Ranges of group codes indicate the type of data to follow. Group codes 10 to 59 are used for floating-point values, such as point coordinates. Codes 60 to 79 store integer values. For example, to store a 2D point location, first group code 10 is used for the X value, then code 20 is used for the Y value. If the entity has a secondary coordinate value, it would also use group codes 11 and 21. Here is a minimal yet complete DXF file that describes a line from location (1,2) to (3,4):
0 SECTION 2 ENTITIES 999 This is just a line. 0 LINE 8 0 10 1.0 20 2.0 11 3.0 21 4.0 0 ENDSEC 0 EOF
Group code 999 precedes a comment. This line will be placed on layer 0, as indicated by group code 8. This minimal file is an example of an "entities only" file that will be accepted by almost any program that claims to import DXF.
As AutoCAD is expanded with each new version, new group codes are added. If you are writing a program that reads DXF files, you can ensure future compatibility by ignoring undefined group code and value pairs.
One curious aspect of DXF is that it does not contain a color palette, yet most objects in a DXF file can be assigned a distinct color value with group code 62. Each drawing entity can be assigned a number from 1 to 255 known as an AutoCAD Color Index, or ACI, also described in earlier documentation as a "pen number." This reflects AutoCAD's origins as a CAD package where drawings were typically printed by a pen plotter that had several ink pens but with no standard correspondence to actual RGB values, or even to the colors of the lines on the screen. AutoCAD now sets a default RGB color for each ACI when it appears onscreen, but these are not stored in the DXF file.
The most commonly used form of DXF is stored in 7-bit ASCII characters, but a binary format also uses the extension DXF. AutoCAD Release 10 was the first to support binary DXF. Binary DXF files are usually 20 to 30 percent smaller than the ASCII version, and they load more quickly into AutoCAD.
Binary DXF files always begin with a specific 22-byte identification string:
AutoCAD Binary DXF<0Dh><0Ah><1Ah><00h>
Binary DXF uses group-value pairs, too. Group codes are usually one byte, followed by either a two-byte little-endian integer, an eight-byte IEEE floating-point double value, or a zero-terminated string, depending on the type of value associated with the group code's range.
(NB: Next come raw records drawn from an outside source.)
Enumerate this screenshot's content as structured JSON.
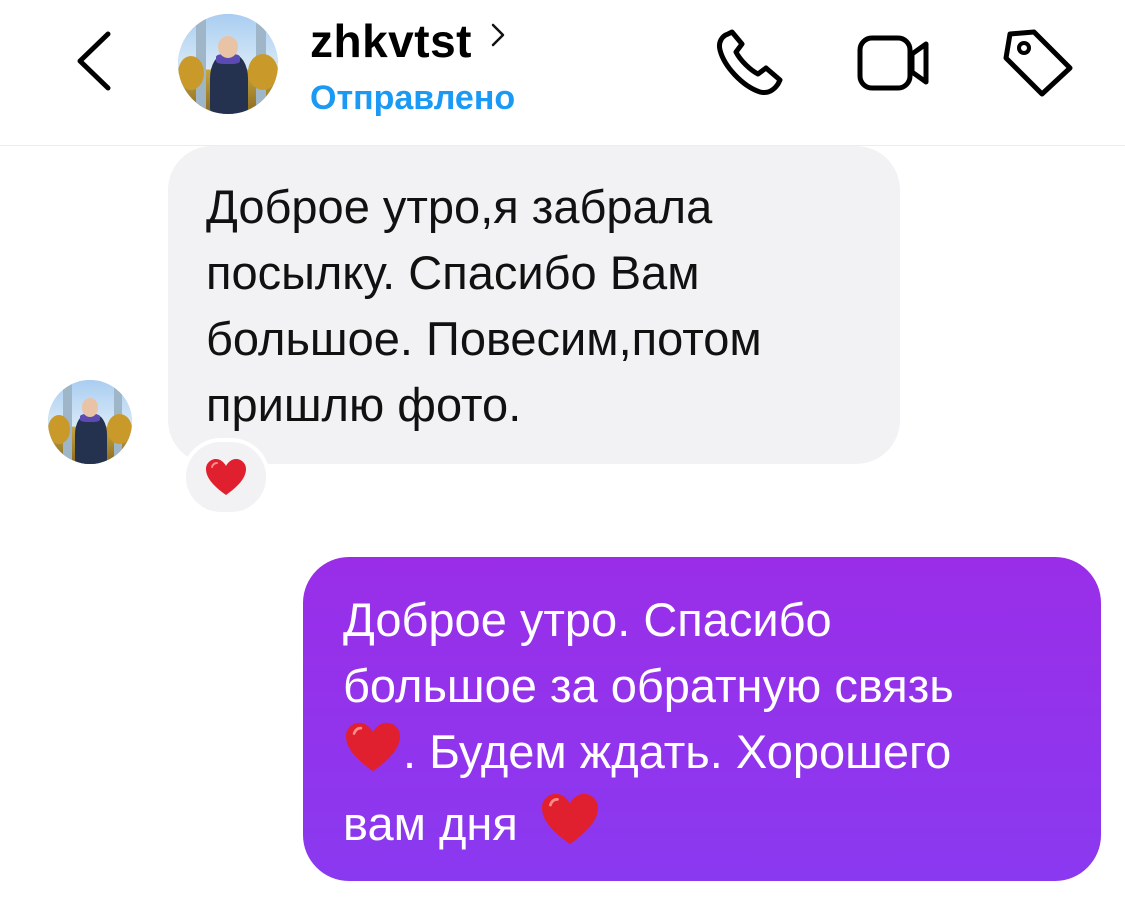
{
  "header": {
    "username": "zhkvtst",
    "status": "Отправлено"
  },
  "icons": {
    "back": "chevron-left-icon",
    "chevron": "chevron-right-icon",
    "phone": "phone-icon",
    "video": "video-camera-icon",
    "tag": "tag-icon",
    "heart": "red-heart-icon"
  },
  "colors": {
    "status_blue": "#1a9af5",
    "incoming_bubble": "#f2f2f4",
    "outgoing_bubble_top": "#9a2ee8",
    "outgoing_bubble_bottom": "#8a39f0",
    "heart_red": "#e0202f"
  },
  "messages": {
    "incoming": {
      "text": "Доброе утро,я забрала\nпосылку. Спасибо Вам\nбольшое. Повесим,потом\nпришлю фото.",
      "reaction": "❤️"
    },
    "outgoing": {
      "line1": "Доброе утро. Спасибо",
      "line2": "большое за обратную связь",
      "line3_after_heart": ". Будем ждать. Хорошего",
      "line4": "вам дня"
    }
  }
}
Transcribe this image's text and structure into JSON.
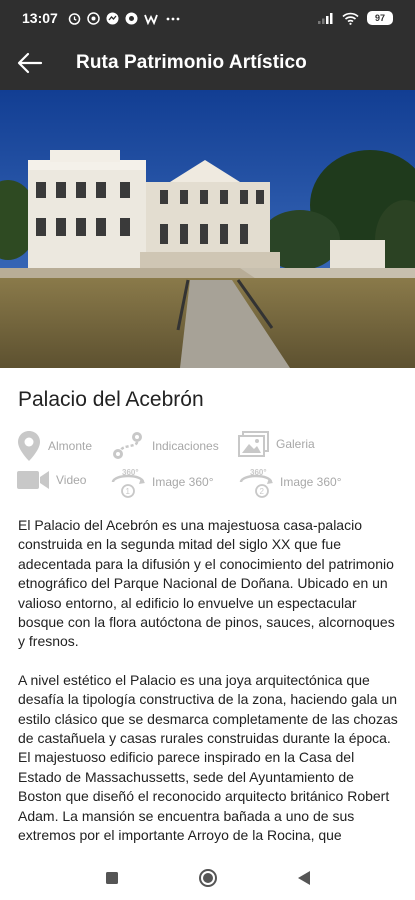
{
  "status_bar": {
    "time": "13:07",
    "battery": "97"
  },
  "app_bar": {
    "title": "Ruta Patrimonio Artístico"
  },
  "place": {
    "title": "Palacio del Acebrón"
  },
  "actions": [
    {
      "label": "Almonte",
      "icon": "location-pin-icon"
    },
    {
      "label": "Indicaciones",
      "icon": "route-icon"
    },
    {
      "label": "Galeria",
      "icon": "gallery-icon"
    },
    {
      "label": "Video",
      "icon": "video-camera-icon"
    },
    {
      "label": "Image 360°",
      "icon": "panorama-360-1-icon"
    },
    {
      "label": "Image 360°",
      "icon": "panorama-360-2-icon"
    }
  ],
  "description": {
    "p1": "El Palacio del Acebrón es una majestuosa casa-palacio construida en la segunda mitad del siglo XX que fue adecentada para la difusión y el conocimiento del patrimonio etnográfico del Parque Nacional de Doñana. Ubicado en un valioso entorno, al edificio lo envuelve un espectacular bosque con la flora autóctona de pinos, sauces, alcornoques y fresnos.",
    "p2": "A nivel estético el Palacio es una joya arquitectónica que desafía la tipología constructiva de la zona, haciendo gala un estilo clásico que se desmarca completamente de las chozas de castañuela y casas rurales construidas durante la época. El majestuoso edificio parece inspirado en la Casa del Estado de Massachussetts, sede del Ayuntamiento de Boston que diseñó el reconocido arquitecto británico Robert Adam. La mansión se encuentra bañada a uno de sus extremos por el importante Arroyo de la Rocina, que"
  },
  "colors": {
    "bar": "#2f2f2f",
    "icon_gray": "#a8a8a8",
    "sky": "#1f4fa8"
  }
}
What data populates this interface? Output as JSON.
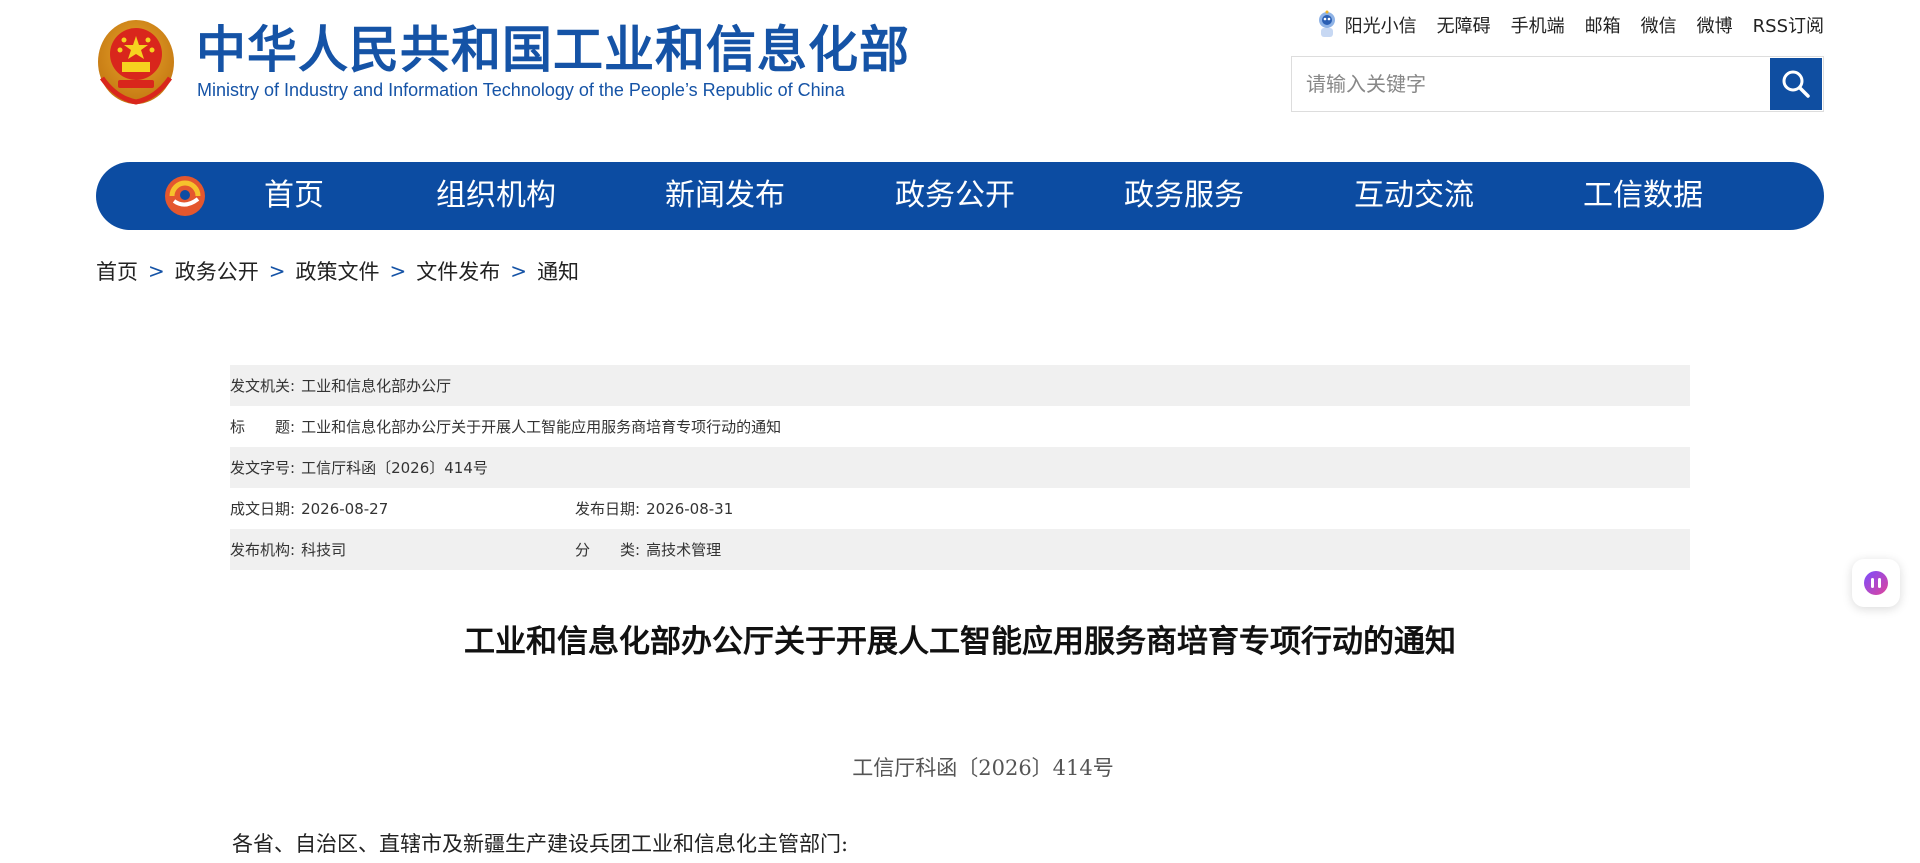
{
  "header": {
    "title_cn": "中华人民共和国工业和信息化部",
    "title_en": "Ministry of Industry and Information Technology of the People’s Republic of China",
    "brand_color": "#1553a6",
    "toplinks": [
      "阳光小信",
      "无障碍",
      "手机端",
      "邮箱",
      "微信",
      "微博",
      "RSS订阅"
    ],
    "search_placeholder": "请输入关键字"
  },
  "nav": {
    "bg_color": "#0c4ca2",
    "items": [
      "首页",
      "组织机构",
      "新闻发布",
      "政务公开",
      "政务服务",
      "互动交流",
      "工信数据"
    ]
  },
  "breadcrumb": [
    "首页",
    "政务公开",
    "政策文件",
    "文件发布",
    "通知"
  ],
  "breadcrumb_sep": ">",
  "info": {
    "issuer_label": "发文机关:",
    "issuer": "工业和信息化部办公厅",
    "title_label": "标　　题:",
    "title": "工业和信息化部办公厅关于开展人工智能应用服务商培育专项行动的通知",
    "docno_label": "发文字号:",
    "docno": "工信厅科函〔2026〕414号",
    "created_label": "成文日期:",
    "created": "2026-08-27",
    "published_label": "发布日期:",
    "published": "2026-08-31",
    "org_label": "发布机构:",
    "org": "科技司",
    "category_label": "分　　类:",
    "category": "高技术管理"
  },
  "article": {
    "title": "工业和信息化部办公厅关于开展人工智能应用服务商培育专项行动的通知",
    "doc_no": "工信厅科函〔2026〕414号",
    "greeting": "各省、自治区、直辖市及新疆生产建设兵团工业和信息化主管部门:"
  }
}
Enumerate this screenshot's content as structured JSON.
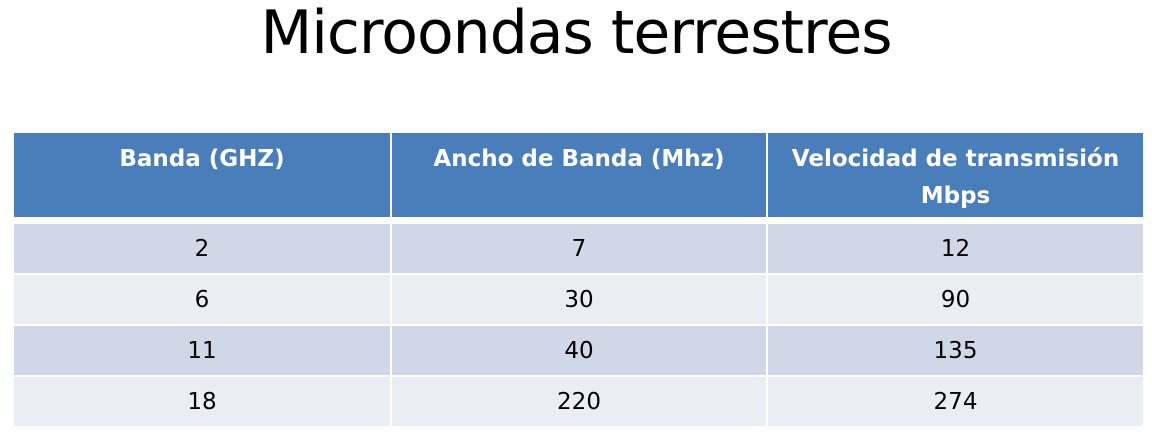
{
  "slide": {
    "title": "Microondas terrestres"
  },
  "table": {
    "headers": [
      "Banda (GHZ)",
      "Ancho de Banda (Mhz)",
      "Velocidad de transmisión Mbps"
    ],
    "rows": [
      [
        "2",
        "7",
        "12"
      ],
      [
        "6",
        "30",
        "90"
      ],
      [
        "11",
        "40",
        "135"
      ],
      [
        "18",
        "220",
        "274"
      ]
    ],
    "colors": {
      "header_background": "#4a7ebb",
      "header_text": "#ffffff",
      "row_band_dark": "#d0d8e8",
      "row_band_light": "#e9edf4"
    }
  }
}
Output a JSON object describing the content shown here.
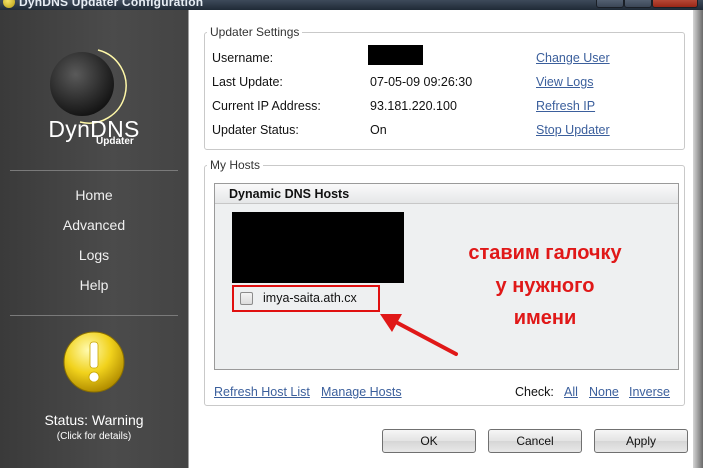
{
  "window": {
    "title": "DynDNS Updater Configuration"
  },
  "sidebar": {
    "brand": "DynDNS",
    "brand_sub": "Updater",
    "nav": [
      {
        "label": "Home"
      },
      {
        "label": "Advanced"
      },
      {
        "label": "Logs"
      },
      {
        "label": "Help"
      }
    ],
    "status": "Status: Warning",
    "status_hint": "(Click for details)"
  },
  "updater_settings": {
    "legend": "Updater Settings",
    "username_label": "Username:",
    "last_update_label": "Last Update:",
    "last_update_value": "07-05-09 09:26:30",
    "current_ip_label": "Current IP Address:",
    "current_ip_value": "93.181.220.100",
    "status_label": "Updater Status:",
    "status_value": "On",
    "links": {
      "change_user": "Change User",
      "view_logs": "View Logs",
      "refresh_ip": "Refresh IP",
      "stop_updater": "Stop Updater"
    }
  },
  "my_hosts": {
    "legend": "My Hosts",
    "list_title": "Dynamic DNS Hosts",
    "host": {
      "name": "imya-saita.ath.cx",
      "checked": false
    },
    "refresh_link": "Refresh Host List",
    "manage_link": "Manage Hosts",
    "check_label": "Check:",
    "check_all": "All",
    "check_none": "None",
    "check_inverse": "Inverse"
  },
  "annotation": {
    "lines": [
      "ставим галочку",
      "у нужного",
      "имени"
    ],
    "color": "#e01818"
  },
  "buttons": {
    "ok": "OK",
    "cancel": "Cancel",
    "apply": "Apply"
  }
}
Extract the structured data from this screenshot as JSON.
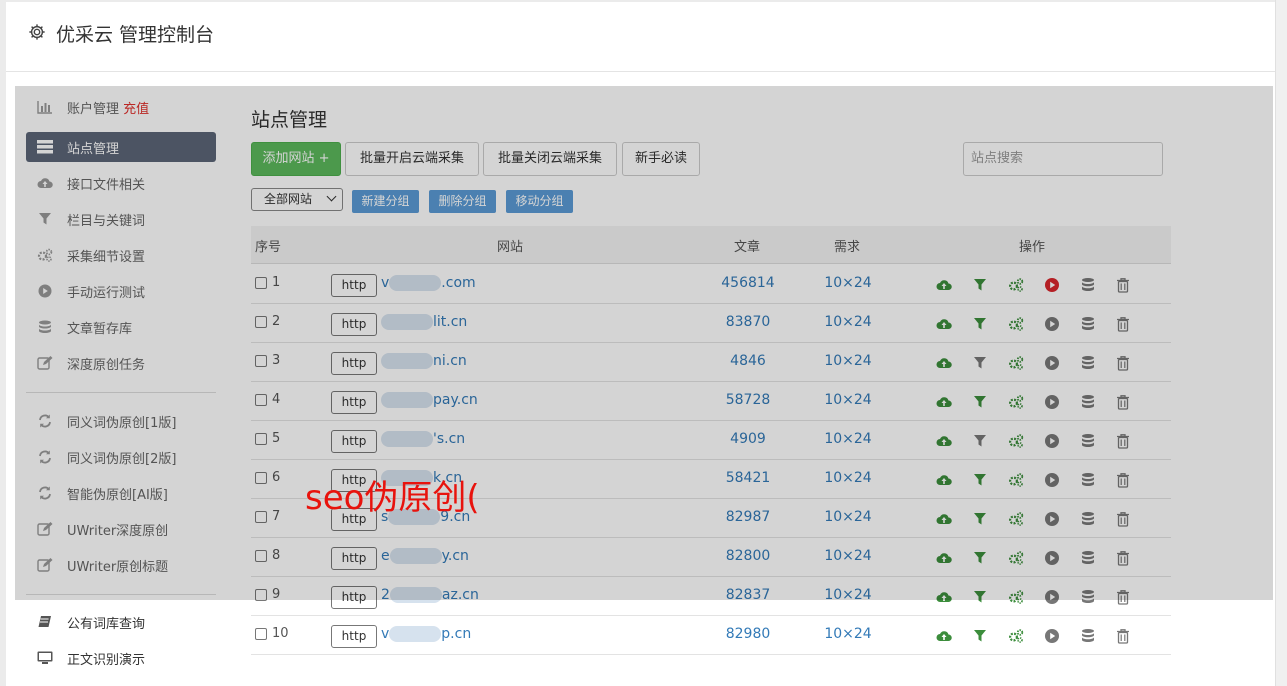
{
  "header": {
    "title": "优采云 管理控制台",
    "icon": "gear-icon"
  },
  "sidebar": {
    "items": [
      {
        "label": "账户管理",
        "badge": "充值",
        "icon": "bar-chart-icon"
      },
      {
        "label": "站点管理",
        "icon": "server-list-icon",
        "active": true
      },
      {
        "label": "接口文件相关",
        "icon": "cloud-upload-icon"
      },
      {
        "label": "栏目与关键词",
        "icon": "filter-icon"
      },
      {
        "label": "采集细节设置",
        "icon": "cogs-icon"
      },
      {
        "label": "手动运行测试",
        "icon": "play-circle-icon"
      },
      {
        "label": "文章暂存库",
        "icon": "database-icon"
      },
      {
        "label": "深度原创任务",
        "icon": "edit-icon"
      }
    ],
    "items2": [
      {
        "label": "同义词伪原创[1版]",
        "icon": "refresh-icon"
      },
      {
        "label": "同义词伪原创[2版]",
        "icon": "refresh-icon"
      },
      {
        "label": "智能伪原创[AI版]",
        "icon": "refresh-icon"
      },
      {
        "label": "UWriter深度原创",
        "icon": "edit-icon"
      },
      {
        "label": "UWriter原创标题",
        "icon": "edit-icon"
      }
    ],
    "items3": [
      {
        "label": "公有词库查询",
        "icon": "book-icon"
      },
      {
        "label": "正文识别演示",
        "icon": "monitor-icon"
      }
    ]
  },
  "main": {
    "title": "站点管理",
    "add_button": "添加网站 +",
    "batch_open": "批量开启云端采集",
    "batch_close": "批量关闭云端采集",
    "newbie": "新手必读",
    "search_placeholder": "站点搜索",
    "group_select": "全部网站",
    "new_group": "新建分组",
    "delete_group": "删除分组",
    "move_group": "移动分组"
  },
  "table": {
    "headers": {
      "no": "序号",
      "site": "网站",
      "articles": "文章",
      "demand": "需求",
      "ops": "操作"
    },
    "rows": [
      {
        "no": "1",
        "proto": "http",
        "pre": "v",
        "suf": ".com",
        "articles": "456814",
        "demand": "10×24",
        "filter_on": true,
        "play_red": true
      },
      {
        "no": "2",
        "proto": "http",
        "pre": "",
        "suf": "lit.cn",
        "articles": "83870",
        "demand": "10×24",
        "filter_on": true,
        "play_red": false
      },
      {
        "no": "3",
        "proto": "http",
        "pre": "",
        "suf": "ni.cn",
        "articles": "4846",
        "demand": "10×24",
        "filter_on": false,
        "play_red": false
      },
      {
        "no": "4",
        "proto": "http",
        "pre": "",
        "suf": "pay.cn",
        "articles": "58728",
        "demand": "10×24",
        "filter_on": true,
        "play_red": false
      },
      {
        "no": "5",
        "proto": "http",
        "pre": "",
        "suf": "'s.cn",
        "articles": "4909",
        "demand": "10×24",
        "filter_on": false,
        "play_red": false
      },
      {
        "no": "6",
        "proto": "http",
        "pre": "",
        "suf": "k.cn",
        "articles": "58421",
        "demand": "10×24",
        "filter_on": true,
        "play_red": false
      },
      {
        "no": "7",
        "proto": "http",
        "pre": "s",
        "suf": "9.cn",
        "articles": "82987",
        "demand": "10×24",
        "filter_on": true,
        "play_red": false
      },
      {
        "no": "8",
        "proto": "http",
        "pre": "e",
        "suf": "y.cn",
        "articles": "82800",
        "demand": "10×24",
        "filter_on": true,
        "play_red": false
      },
      {
        "no": "9",
        "proto": "http",
        "pre": "2",
        "suf": "az.cn",
        "articles": "82837",
        "demand": "10×24",
        "filter_on": true,
        "play_red": false
      },
      {
        "no": "10",
        "proto": "http",
        "pre": "v",
        "suf": "p.cn",
        "articles": "82980",
        "demand": "10×24",
        "filter_on": true,
        "play_red": false
      }
    ]
  },
  "watermark": "seo伪原创(",
  "colors": {
    "green": "#3c8d3c",
    "grey": "#777777",
    "play_red": "#d9262c",
    "link": "#337ab7",
    "active_nav": "#5c6678",
    "badge": "#e0302c"
  }
}
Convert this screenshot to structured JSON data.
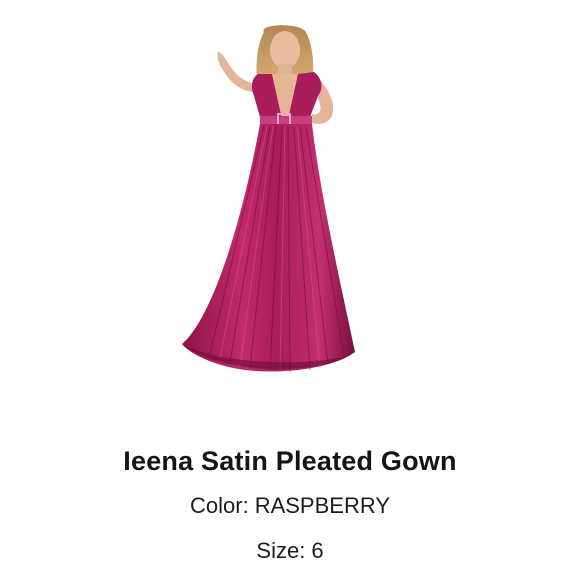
{
  "product": {
    "title": "Ieena Satin Pleated Gown",
    "color_label": "Color:",
    "color_value": "RASPBERRY",
    "size_label": "Size:",
    "size_value": "6"
  },
  "colors": {
    "gown": "#b0205e",
    "gown_shadow": "#7d0f3f",
    "gown_highlight": "#d4488a",
    "skin": "#e8b89a",
    "hair": "#c89a5e"
  }
}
To represent group codes greater than 254, the value 255 precedes a two-byte integer group code.
A third form of DXF known as DXB is an even simpler binary format. DXB files are even smaller than the binary DXF format. DXB files are limited to a small set of entities such as line, point, circle, arc, trace, solid, polyline, and 3D face. Entities are indicated by their own byte code and are immediately followed by the necessary data for that entity, in an appropriate integer or floating-point format.
A DXB file can be distinguished from a binary DXF file by the file extension .DXB and by the fact that it always begins with a 19-byte identification string:
AutoCAD DXB 1.0<0Dh><0Ah><1Ah><00h>
For further information about the AutoCAD DXF format, see the DXF specification included on the CD-ROM.
The AutoCAD Manual Release 12 also contains complete information on the DXF format; see:
AutoCAD Customization Manual, Release 12, Autodesk Inc., 1992, pp. 241-281.
AutoCAD Developer's Guide, Release 13, Autodesk Inc., 1995, pp. 505-556.
Autodesk has also released an electronic document describing the DXF format, which may be found on many online services and BBSs.
Many books on AutoCAD have been published, and several include in-depth information on the DXF format, including the following:
Jones, Frederick H. and Lloyd Martin, The AutoCAD Database Book, Ventana Press, Chapel Hill, NC, 1989.
Johnson, N., AutoCAD, The Complete Reference, second edition, McGraw-Hill, New York, NY, 1991.
For additional information about this format, you may also contact:
Attn: Neele Johnston
Autodesk Developer Marketing
2320 Marinship Way
Sausalito, CA 94965
Copyright © 1996, 1994 O'Reilly & Associates, Inc. All Rights Reserved.